Children born today in the United States can expect to live nearly 78 years. That life expectancy is a great leap forward from 1900, when the average newborn couldn’t expect to reach age 50. Similar increases have been seen in in developed nations all around the world. In the 20th century, life expectancy increased more than it had in any century since the beginning of human civilization.

Life expectancy at various ages in teh United States

And the longer you live, the longer you can expect to live. Average life expectancy for a newborn American is 78 years, while it is 84 years for a 65-year-old and 87 years for a 75-year old.

But extending the lifespan has also increased the burden of diseases such as heart disease, stroke, cancer, arthritis, osteoporosis, macular degeneration, and other conditions that tend to affect older individuals. Most of these diseases, though, aren't inevitable consequences of aging. Instead, many are preventable.

Solid research from long-term studies such as the Framingham Heart Study, the Nurses' Health Study, and others have shown that the combination of not smoking, eating a healthy diet, exercising regularly, and keeping blood pressure, cholesterol, and blood sugar in check can prevent three-quarters or more of these chronic conditions.

Aging Articles

3 easy ways to boost your brain

Studies have indicted that caring for a dog, creating art, and spending time with a grandchild can boost different aspects of memory and reasoning. (Locked) More »

Boning up on osteoporosis

Osteoporosis is often considered a woman’s disease, but older men also need to be concerned about this bone-thinning condition. Osteoporosis can be detected early with a bone mineral density test, but there are steps men can take to help prevent and treat it. These include a combination of lifestyle changes, supplements, and medication, if necessary.  (Locked) More »

Does balance go south starting at 40?

Evidence suggests that the vestibular system in the inner ear—which helps detect motion and maintain balance—starts to decline early in middle age and gets worse with each decade. More »

What can you do to avoid Alzheimer’s disease?

It is unclear what causes 99% of Alzheimer’s disease cases. However, evidence suggests that healthy lifestyle choices—such as getting more sleep, exercising, and eating a Mediterranean diet—may help delay or prevent the disease. There is promising but conflicting evidence that other lifestyle choices—such as learning new things, connecting socially, and limiting alcohol intake—may also help prevent or delay Alzheimer’s disease. However, all of these healthy lifestyle choices can help prevent other chronic health problems.  More »

Health advice for 2017: Simplify, simplify

Simple approaches are likely to be the most effective in maintaining good health. Experts now advise a healthy eating pattern over counting calories or individual nutrients, walking for exercise, and using soap and water for preventing infections. (Locked) More »

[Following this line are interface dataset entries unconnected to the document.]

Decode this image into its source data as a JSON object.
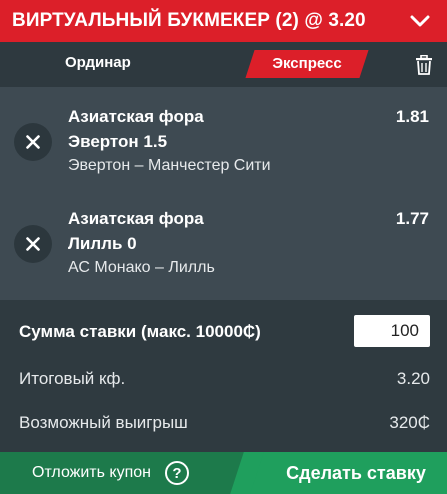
{
  "header": {
    "title": "ВИРТУАЛЬНЫЙ БУКМЕКЕР (2) @ 3.20",
    "icon": "chevron-down-icon"
  },
  "tabs": {
    "single": "Ординар",
    "express": "Экспресс",
    "active": "express",
    "clear_icon": "trash-icon"
  },
  "bets": [
    {
      "market": "Азиатская фора",
      "selection": "Эвертон 1.5",
      "event": "Эвертон – Манчестер Сити",
      "odds": "1.81"
    },
    {
      "market": "Азиатская фора",
      "selection": "Лилль 0",
      "event": "АС Монако – Лилль",
      "odds": "1.77"
    }
  ],
  "totals": {
    "stake_label": "Сумма ставки (макс. 10000₵)",
    "stake_value": "100",
    "total_odds_label": "Итоговый кф.",
    "total_odds_value": "3.20",
    "payout_label": "Возможный выигрыш",
    "payout_value": "320₵"
  },
  "footer": {
    "save_coupon": "Отложить купон",
    "help": "?",
    "place_bet": "Сделать ставку"
  },
  "colors": {
    "accent_red": "#dc1f29",
    "panel": "#3e4a52",
    "dark_panel": "#2f3a40",
    "green": "#1f9f5d",
    "dark_green": "#1d7a4b"
  }
}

How winter’s chill can challenge your heart

Cold temperatures cause the blood vessels to constrict and the heart to work harder to pump blood against added resistance. This can bring on symptoms such as chest pain or shortness of breath, particularly in people who already have heart disease. Precautions such as dressing warmly and avoiding overexertion in cold weather make good sense for your heart (and overall) health. (Locked) More »

Quick fixes to keep you from falling

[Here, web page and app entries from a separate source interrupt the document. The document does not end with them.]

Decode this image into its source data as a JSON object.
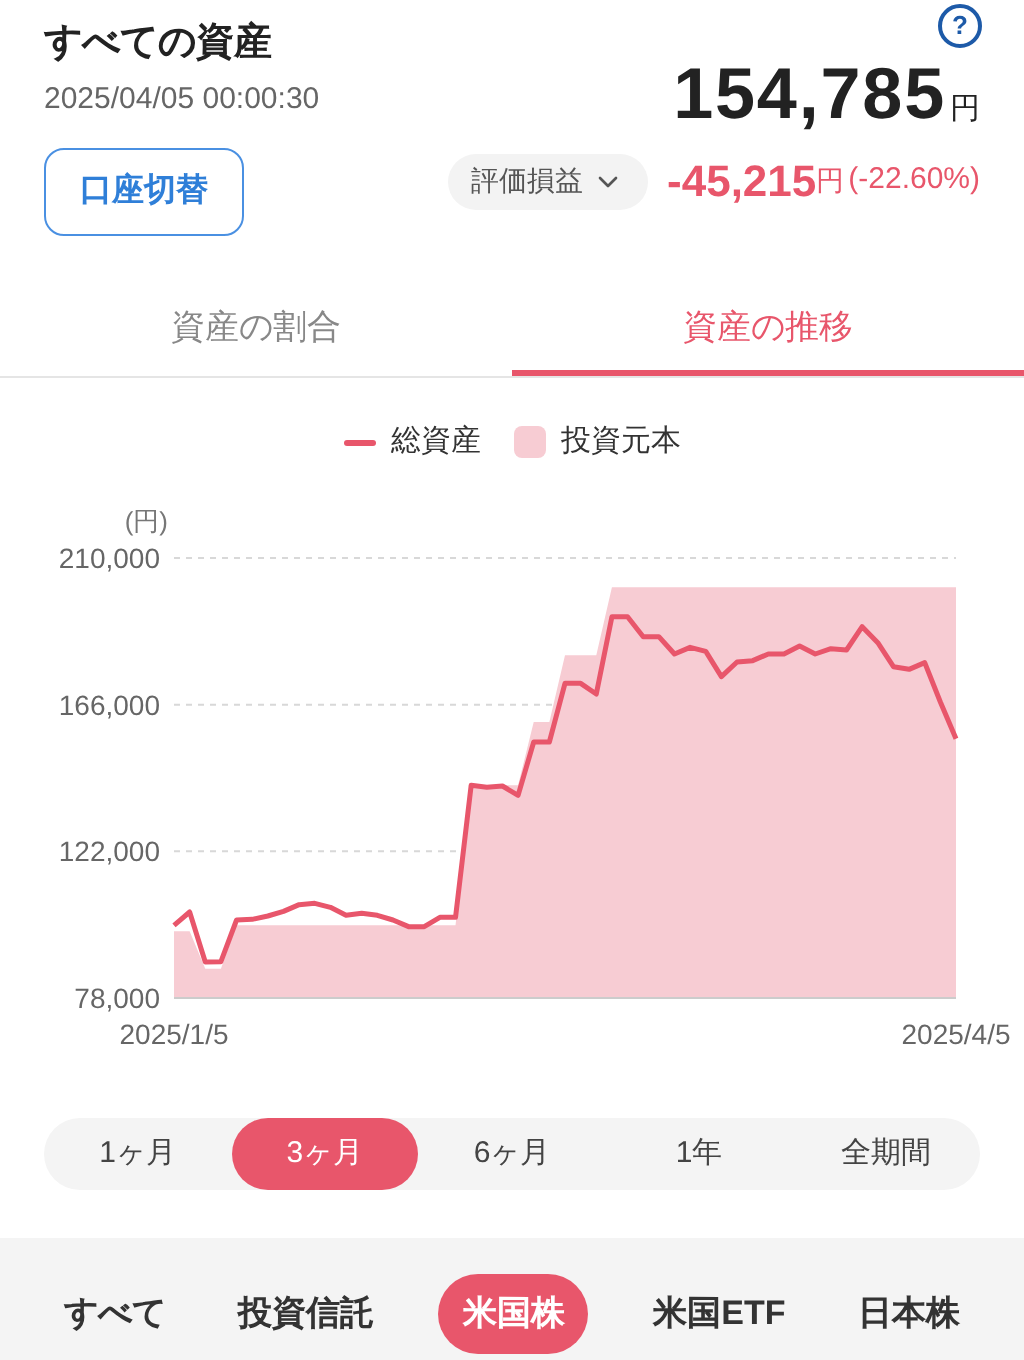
{
  "header": {
    "title": "すべての資産",
    "timestamp": "2025/04/05 00:00:30",
    "help": "?",
    "total": "154,785",
    "total_unit": "円",
    "account_button": "口座切替",
    "metric_dropdown": "評価損益",
    "change": "-45,215",
    "change_unit": "円",
    "change_pct": "(-22.60%)"
  },
  "tabs": [
    {
      "label": "資産の割合",
      "selected": false
    },
    {
      "label": "資産の推移",
      "selected": true
    }
  ],
  "chart": {
    "chart_data": {
      "type": "line",
      "legend": "top",
      "ylabel": "(円)",
      "categories": [
        "2025/1/5",
        null,
        null,
        null,
        null,
        null,
        null,
        null,
        null,
        null,
        null,
        null,
        null,
        null,
        null,
        null,
        null,
        null,
        null,
        null,
        null,
        null,
        null,
        null,
        null,
        null,
        null,
        null,
        null,
        null,
        null,
        null,
        null,
        null,
        null,
        null,
        null,
        null,
        null,
        null,
        null,
        null,
        null,
        null,
        null,
        null,
        null,
        null,
        null,
        null,
        "2025/4/5"
      ],
      "series": [
        {
          "name": "総資産",
          "color": "#e8566b",
          "values": [
            99800,
            103800,
            88800,
            88900,
            101400,
            101600,
            102600,
            104000,
            106000,
            106400,
            105200,
            102800,
            103400,
            102800,
            101400,
            99400,
            99400,
            102200,
            102200,
            141800,
            141200,
            141600,
            138800,
            154800,
            154800,
            172400,
            172400,
            169200,
            192400,
            192400,
            186400,
            186400,
            181200,
            183200,
            182000,
            174400,
            178800,
            179200,
            181200,
            181200,
            183600,
            181200,
            182800,
            182400,
            189400,
            184600,
            177400,
            176600,
            178600,
            166800,
            155800
          ]
        },
        {
          "name": "投資元本",
          "type": "area",
          "color": "#f7ccd3",
          "values": [
            98000,
            98000,
            86800,
            86800,
            99800,
            99800,
            99800,
            99800,
            99800,
            99800,
            99800,
            99800,
            99800,
            99800,
            99800,
            99800,
            99800,
            99800,
            99800,
            141800,
            141800,
            141800,
            141800,
            160800,
            160800,
            180800,
            180800,
            180800,
            201200,
            201200,
            201200,
            201200,
            201200,
            201200,
            201200,
            201200,
            201200,
            201200,
            201200,
            201200,
            201200,
            201200,
            201200,
            201200,
            201200,
            201200,
            201200,
            201200,
            201200,
            201200,
            201200
          ]
        }
      ],
      "ylim": [
        78000,
        210000
      ],
      "yticks": [
        {
          "value": 78000,
          "label": "78,000"
        },
        {
          "value": 122000,
          "label": "122,000"
        },
        {
          "value": 166000,
          "label": "166,000"
        },
        {
          "value": 210000,
          "label": "210,000"
        }
      ]
    }
  },
  "periods": [
    {
      "label": "1ヶ月",
      "selected": false
    },
    {
      "label": "3ヶ月",
      "selected": true
    },
    {
      "label": "6ヶ月",
      "selected": false
    },
    {
      "label": "1年",
      "selected": false
    },
    {
      "label": "全期間",
      "selected": false
    }
  ],
  "categories": [
    {
      "label": "すべて",
      "selected": false
    },
    {
      "label": "投資信託",
      "selected": false
    },
    {
      "label": "米国株",
      "selected": true
    },
    {
      "label": "米国ETF",
      "selected": false
    },
    {
      "label": "日本株",
      "selected": false
    }
  ]
}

About half of all falls take place in the home. To prevent that, it helps to eliminate fall hazards in every room of the home. For example, in bedrooms, night lights can help shine the path to a bathroom; in living rooms, it’s important to remove floor clutter and throw rugs, and rearrange furniture that blocks the flow of traffic; and in bathrooms, it’s best to remove loose throw rugs, use nonslip mats and treads on slippery floors, and install grab bars near showers, bathtubs, and toilets.  More »

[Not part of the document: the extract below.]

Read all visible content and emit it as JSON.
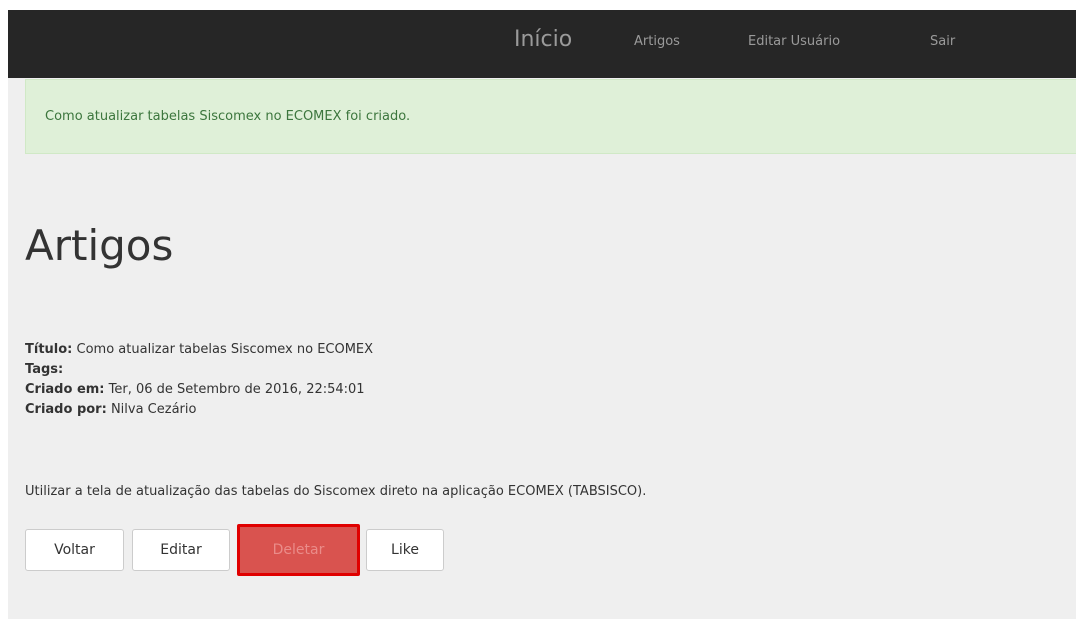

What clinical trials can do for you

Participating in an observational study or a controlled clinical trial may involve a time commitment and some risks. However, doing so may provide health benefit and contribute to medical knowledge.  (Locked) More »